Last week I wrote about the importance of aspiring to become a millionaire — even if your “real” goals are different.
But I was thinking small. Today I’m upping the ante. Inspired by my British friend The Money Grower, I’m pledging my new goal: I want to be a Billionaire — in Somalia. Or Vietnam.
You see, one Somali shilling is worth 0.0006 U.S. dollars at the official Interbank conversion rate. Which means 1,000,000,000.00 Somali shillings are worth $613,475 U.S. dollars.
That’s right, baby! I’m on my way to being a billionaire in Somalia!
I’m almost a billionaire in Vietnam, where 1,000,000,000 Vietnamese dong is worth $48,065 U.S. dollars. By that metric, millions of people in the U.S. earn more than a billion each year.
Well, maybe my billionaire goal is pointless. “Thousand” or “million” loses its meaning in a foreign currency: I remember paying 220,000 Laotian kip for a bus ride.
MONEY AROUND THE WORLD
I’m being ridiculous here, of course, but while I have your attention, I’d like to make a more thoughtful point about purchasing power.
Loads of us who are lucky enough to earn in high-value currencies — US Dollars, British pounds, Euros, Yen — take advantage of favorable exchange rates by spending our high-value global currency in Thai bhat, Egyptian pounds or the Colombian peso.
The term for this is “geographic arbitrage” — earning in a place where pay rates are high and spending in a place where prices are low. This can be as dramatic as earning in the U.S. and retiring in Bali, or as simple as working in Manhattan and retiring in Vermont.
Our purchasing power is best when we’ve got the currency upper hand. The more you save from your Manhattan paycheck, the bigger of a house you can buy in Colorado. The more you save in US dollars, the longer you can travel in India.
Even while you’re working, living in a place with high salaries has advantages — the stuff you order on eBay costs the same whether you live in New York or Kansas City.

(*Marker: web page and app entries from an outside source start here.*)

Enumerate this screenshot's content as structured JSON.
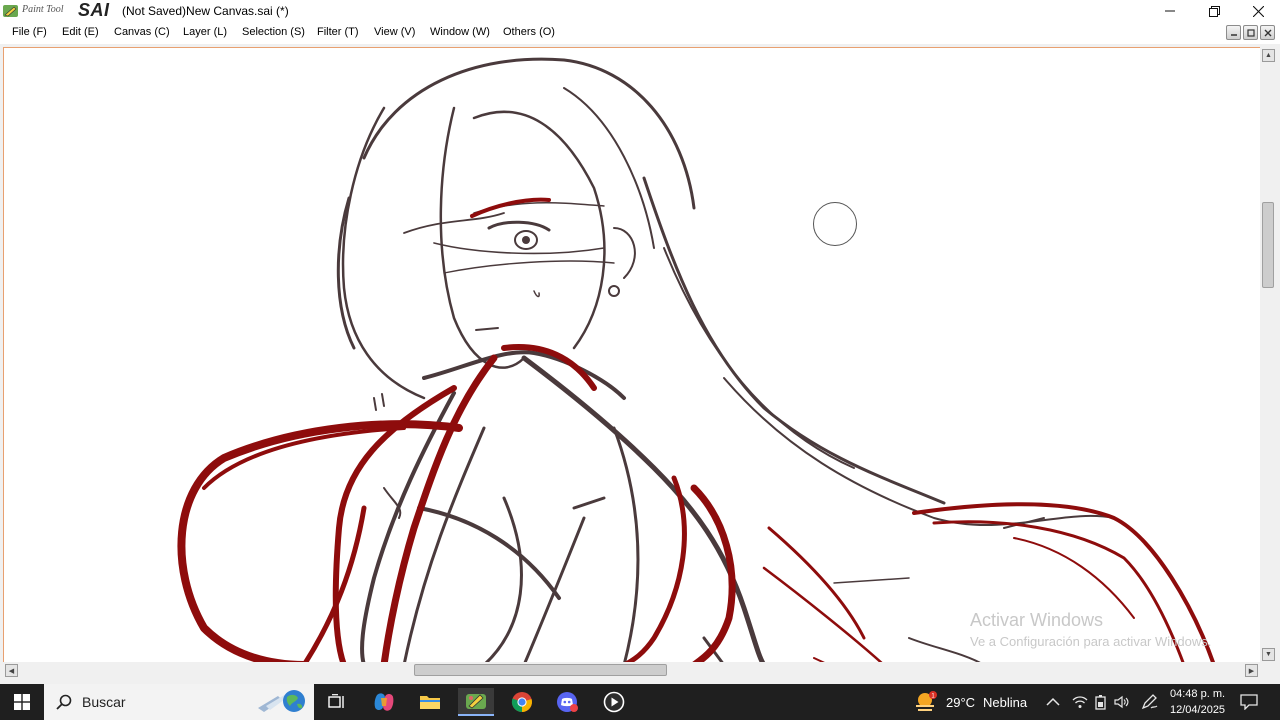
{
  "app": {
    "logo_small": "Paint Tool",
    "logo_big": "SAI",
    "window_title": "(Not Saved)New Canvas.sai (*)"
  },
  "menu": [
    {
      "label": "File (F)"
    },
    {
      "label": "Edit (E)"
    },
    {
      "label": "Canvas (C)"
    },
    {
      "label": "Layer (L)"
    },
    {
      "label": "Selection (S)"
    },
    {
      "label": "Filter (T)"
    },
    {
      "label": "View (V)"
    },
    {
      "label": "Window (W)"
    },
    {
      "label": "Others (O)"
    }
  ],
  "watermark": {
    "title": "Activar Windows",
    "subtitle": "Ve a Configuración para activar Windows."
  },
  "scroll": {
    "vertical_position": 0.25,
    "horizontal_position": 0.33
  },
  "taskbar": {
    "search_label": "Buscar",
    "weather_temp": "29°C",
    "weather_desc": "Neblina",
    "weather_badge": "1",
    "time": "04:48 p. m.",
    "date": "12/04/2025"
  },
  "colors": {
    "sketch_dark": "#4a3a3c",
    "sketch_red": "#8e0c0c",
    "canvas_accent": "#e8a070",
    "taskbar_bg": "#1f1f1f"
  },
  "icons": {
    "start": "windows-logo-icon",
    "search": "search-icon",
    "task_view": "task-view-icon",
    "copilot": "copilot-icon",
    "explorer": "folder-icon",
    "paint_tool_sai": "sai-icon",
    "chrome": "chrome-icon",
    "discord": "discord-icon",
    "media": "media-player-icon"
  }
}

This is why I disagree with conventional personal finance advice, which tells you to live in an area with a low cost-of-living. I believe you should spend your working years in a place with a high cost-of-living and high salaries. You should travel and retire in a place with a low cost-of-living.
HOW TO LIVE LIKE A ROCK STAR
I lived in Australia for a year, where I met about a dozen people who used “geographic arbitrage” to their full advantage. They’d grit their teeth through a few years of working in the Northern Territory, a hot, desolate swath of land boasting enormous pay rates (and the highest cost-of-living) in Australia. My friend the daycare teacher earned $32 an hour, while her boyfriend the unlicensed electrician earned $60 an hour.
Living costs there are high, too, so the teacher and the electrician made it a priority to live as frugally as possible. They rented a tiny home, shared a car, and almost never drank beer.
Motivated by the knowledge that this is “only for a year,” they saved close to 60 percent of each paycheck. After they quit, they vacationed in Bali for months before finally moving to the Caribbean.
Another couple I know, both nurses, lived frugally in Australia’s Northern Territory for a full 3 years, motivated by a huge goal: they paid cash for a beautiful beach house about two hours south of Sydney. (Incidentally, one of their next-door neighbors is Flea from the Red Hot Chili Peppers. That’s right — they literally live like rock stars.)
The one circumstance in which I don’t recommend living somewhere with high salaries is when you’re the boss. If you’re trying to bootstrap your own business, especially if you’re in the start-up phase, you’re better off living somewhere where you can skate by.
Please Note: I’m in the middle of the desert without electricity, running water or wireless internet. Forgive me if I’m slow in responding to comments — I’ll be back ‘on my game’ after Sept. 7.
Photo of the Zimbabwe $5 billion courtesy manwithface.